:: Task instructions ::
Each entry below has to be written out again without any change.

:: Information given ::
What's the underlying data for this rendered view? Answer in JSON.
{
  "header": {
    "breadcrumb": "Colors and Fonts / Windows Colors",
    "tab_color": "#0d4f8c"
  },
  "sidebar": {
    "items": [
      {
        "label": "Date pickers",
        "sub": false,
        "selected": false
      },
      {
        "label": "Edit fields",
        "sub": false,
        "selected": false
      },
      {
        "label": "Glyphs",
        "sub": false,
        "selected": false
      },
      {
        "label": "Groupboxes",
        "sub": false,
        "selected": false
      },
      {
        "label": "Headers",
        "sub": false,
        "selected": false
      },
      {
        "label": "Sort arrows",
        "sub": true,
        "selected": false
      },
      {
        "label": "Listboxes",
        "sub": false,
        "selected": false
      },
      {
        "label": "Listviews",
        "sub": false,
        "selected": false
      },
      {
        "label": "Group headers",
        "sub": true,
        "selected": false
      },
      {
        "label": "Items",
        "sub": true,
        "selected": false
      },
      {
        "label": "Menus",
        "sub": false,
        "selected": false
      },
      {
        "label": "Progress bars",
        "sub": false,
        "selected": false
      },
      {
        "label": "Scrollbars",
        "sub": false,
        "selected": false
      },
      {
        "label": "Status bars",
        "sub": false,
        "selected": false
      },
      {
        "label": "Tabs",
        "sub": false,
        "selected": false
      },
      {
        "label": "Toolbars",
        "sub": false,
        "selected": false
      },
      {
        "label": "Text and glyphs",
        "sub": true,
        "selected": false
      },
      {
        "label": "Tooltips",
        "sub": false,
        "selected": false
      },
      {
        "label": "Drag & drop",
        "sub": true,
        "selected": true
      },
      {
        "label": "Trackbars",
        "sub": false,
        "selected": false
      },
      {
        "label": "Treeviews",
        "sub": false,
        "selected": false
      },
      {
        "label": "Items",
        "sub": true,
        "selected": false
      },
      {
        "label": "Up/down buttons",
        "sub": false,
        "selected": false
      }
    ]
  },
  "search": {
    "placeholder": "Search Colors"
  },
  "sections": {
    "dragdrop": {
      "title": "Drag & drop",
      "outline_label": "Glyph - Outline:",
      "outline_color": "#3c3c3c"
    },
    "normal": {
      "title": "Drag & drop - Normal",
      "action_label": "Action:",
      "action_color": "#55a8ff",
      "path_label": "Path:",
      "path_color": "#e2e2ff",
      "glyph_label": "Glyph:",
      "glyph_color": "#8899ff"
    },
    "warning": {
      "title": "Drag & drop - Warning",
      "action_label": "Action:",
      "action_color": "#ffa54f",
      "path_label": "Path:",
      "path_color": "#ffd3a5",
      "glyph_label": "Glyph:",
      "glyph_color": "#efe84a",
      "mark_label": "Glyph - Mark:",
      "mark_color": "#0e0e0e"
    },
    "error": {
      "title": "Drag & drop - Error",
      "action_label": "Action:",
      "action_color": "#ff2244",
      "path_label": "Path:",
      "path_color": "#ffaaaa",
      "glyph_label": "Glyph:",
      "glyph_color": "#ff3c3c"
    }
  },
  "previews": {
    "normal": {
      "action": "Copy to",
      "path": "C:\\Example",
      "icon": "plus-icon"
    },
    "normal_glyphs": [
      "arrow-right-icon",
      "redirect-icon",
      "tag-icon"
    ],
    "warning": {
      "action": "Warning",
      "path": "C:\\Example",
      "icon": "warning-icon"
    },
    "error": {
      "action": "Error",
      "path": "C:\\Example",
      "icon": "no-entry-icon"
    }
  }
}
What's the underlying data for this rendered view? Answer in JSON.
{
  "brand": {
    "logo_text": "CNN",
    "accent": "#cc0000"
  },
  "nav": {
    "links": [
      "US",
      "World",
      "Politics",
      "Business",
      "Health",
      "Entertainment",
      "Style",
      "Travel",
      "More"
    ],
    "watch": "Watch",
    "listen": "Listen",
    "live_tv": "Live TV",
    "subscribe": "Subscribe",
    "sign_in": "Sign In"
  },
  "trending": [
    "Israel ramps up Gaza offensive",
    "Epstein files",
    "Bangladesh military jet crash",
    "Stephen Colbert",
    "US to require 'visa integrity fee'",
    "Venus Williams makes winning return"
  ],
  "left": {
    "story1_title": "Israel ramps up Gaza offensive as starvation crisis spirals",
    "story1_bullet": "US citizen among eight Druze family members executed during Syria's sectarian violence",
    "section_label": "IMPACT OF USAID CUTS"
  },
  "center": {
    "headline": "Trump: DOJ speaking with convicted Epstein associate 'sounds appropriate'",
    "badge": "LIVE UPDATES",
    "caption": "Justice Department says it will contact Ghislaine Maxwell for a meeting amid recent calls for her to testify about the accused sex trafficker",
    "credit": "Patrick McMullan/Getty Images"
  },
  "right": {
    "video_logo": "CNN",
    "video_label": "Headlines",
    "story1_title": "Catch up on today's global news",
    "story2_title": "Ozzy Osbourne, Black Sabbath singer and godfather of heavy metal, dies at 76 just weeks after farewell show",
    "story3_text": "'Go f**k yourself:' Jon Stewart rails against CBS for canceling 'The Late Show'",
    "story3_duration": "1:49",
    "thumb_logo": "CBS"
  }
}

:: Exercise response ::
What's the underlying data for this rendered view? Answer in JSON.
{
  "header": {
    "breadcrumb": "Colors and Fonts / Windows Colors",
    "tab_color": "#0d4f8c"
  },
  "sidebar": {
    "items": [
      {
        "label": "Date pickers",
        "sub": false,
        "selected": false
      },
      {
        "label": "Edit fields",
        "sub": false,
        "selected": false
      },
      {
        "label": "Glyphs",
        "sub": false,
        "selected": false
      },
      {
        "label": "Groupboxes",
        "sub": false,
        "selected": false
      },
      {
        "label": "Headers",
        "sub": false,
        "selected": false
      },
      {
        "label": "Sort arrows",
        "sub": true,
        "selected": false
      },
      {
        "label": "Listboxes",
        "sub": false,
        "selected": false
      },
      {
        "label": "Listviews",
        "sub": false,
        "selected": false
      },
      {
        "label": "Group headers",
        "sub": true,
        "selected": false
      },
      {
        "label": "Items",
        "sub": true,
        "selected": false
      },
      {
        "label": "Menus",
        "sub": false,
        "selected": false
      },
      {
        "label": "Progress bars",
        "sub": false,
        "selected": false
      },
      {
        "label": "Scrollbars",
        "sub": false,
        "selected": false
      },
      {
        "label": "Status bars",
        "sub": false,
        "selected": false
      },
      {
        "label": "Tabs",
        "sub": false,
        "selected": false
      },
      {
        "label": "Toolbars",
        "sub": false,
        "selected": false
      },
      {
        "label": "Text and glyphs",
        "sub": true,
        "selected": false
      },
      {
        "label": "Tooltips",
        "sub": false,
        "selected": false
      },
      {
        "label": "Drag & drop",
        "sub": true,
        "selected": true
      },
      {
        "label": "Trackbars",
        "sub": false,
        "selected": false
      },
      {
        "label": "Treeviews",
        "sub": false,
        "selected": false
      },
      {
        "label": "Items",
        "sub": true,
        "selected": false
      },
      {
        "label": "Up/down buttons",
        "sub": false,
        "selected": false
      }
    ]
  },
  "search": {
    "placeholder": "Search Colors"
  },
  "sections": {
    "dragdrop": {
      "title": "Drag & drop",
      "outline_label": "Glyph - Outline:",
      "outline_color": "#3c3c3c"
    },
    "normal": {
      "title": "Drag & drop - Normal",
      "action_label": "Action:",
      "action_color": "#55a8ff",
      "path_label": "Path:",
      "path_color": "#e2e2ff",
      "glyph_label": "Glyph:",
      "glyph_color": "#8899ff"
    },
    "warning": {
      "title": "Drag & drop - Warning",
      "action_label": "Action:",
      "action_color": "#ffa54f",
      "path_label": "Path:",
      "path_color": "#ffd3a5",
      "glyph_label": "Glyph:",
      "glyph_color": "#efe84a",
      "mark_label": "Glyph - Mark:",
      "mark_color": "#0e0e0e"
    },
    "error": {
      "title": "Drag & drop - Error",
      "action_label": "Action:",
      "action_color": "#ff2244",
      "path_label": "Path:",
      "path_color": "#ffaaaa",
      "glyph_label": "Glyph:",
      "glyph_color": "#ff3c3c"
    }
  },
  "previews": {
    "normal": {
      "action": "Copy to",
      "path": "C:\\Example",
      "icon": "plus-icon"
    },
    "normal_glyphs": [
      "arrow-right-icon",
      "redirect-icon",
      "tag-icon"
    ],
    "warning": {
      "action": "Warning",
      "path": "C:\\Example",
      "icon": "warning-icon"
    },
    "error": {
      "action": "Error",
      "path": "C:\\Example",
      "icon": "no-entry-icon"
    }
  }
}
What's the underlying data for this rendered view? Answer in JSON.
{
  "brand": {
    "logo_text": "CNN",
    "accent": "#cc0000"
  },
  "nav": {
    "links": [
      "US",
      "World",
      "Politics",
      "Business",
      "Health",
      "Entertainment",
      "Style",
      "Travel",
      "More"
    ],
    "watch": "Watch",
    "listen": "Listen",
    "live_tv": "Live TV",
    "subscribe": "Subscribe",
    "sign_in": "Sign In"
  },
  "trending": [
    "Israel ramps up Gaza offensive",
    "Epstein files",
    "Bangladesh military jet crash",
    "Stephen Colbert",
    "US to require 'visa integrity fee'",
    "Venus Williams makes winning return"
  ],
  "left": {
    "story1_title": "Israel ramps up Gaza offensive as starvation crisis spirals",
    "story1_bullet": "US citizen among eight Druze family members executed during Syria's sectarian violence",
    "section_label": "IMPACT OF USAID CUTS"
  },
  "center": {
    "headline": "Trump: DOJ speaking with convicted Epstein associate 'sounds appropriate'",
    "badge": "LIVE UPDATES",
    "caption": "Justice Department says it will contact Ghislaine Maxwell for a meeting amid recent calls for her to testify about the accused sex trafficker",
    "credit": "Patrick McMullan/Getty Images"
  },
  "right": {
    "video_logo": "CNN",
    "video_label": "Headlines",
    "story1_title": "Catch up on today's global news",
    "story2_title": "Ozzy Osbourne, Black Sabbath singer and godfather of heavy metal, dies at 76 just weeks after farewell show",
    "story3_text": "'Go f**k yourself:' Jon Stewart rails against CBS for canceling 'The Late Show'",
    "story3_duration": "1:49",
    "thumb_logo": "CBS"
  }
}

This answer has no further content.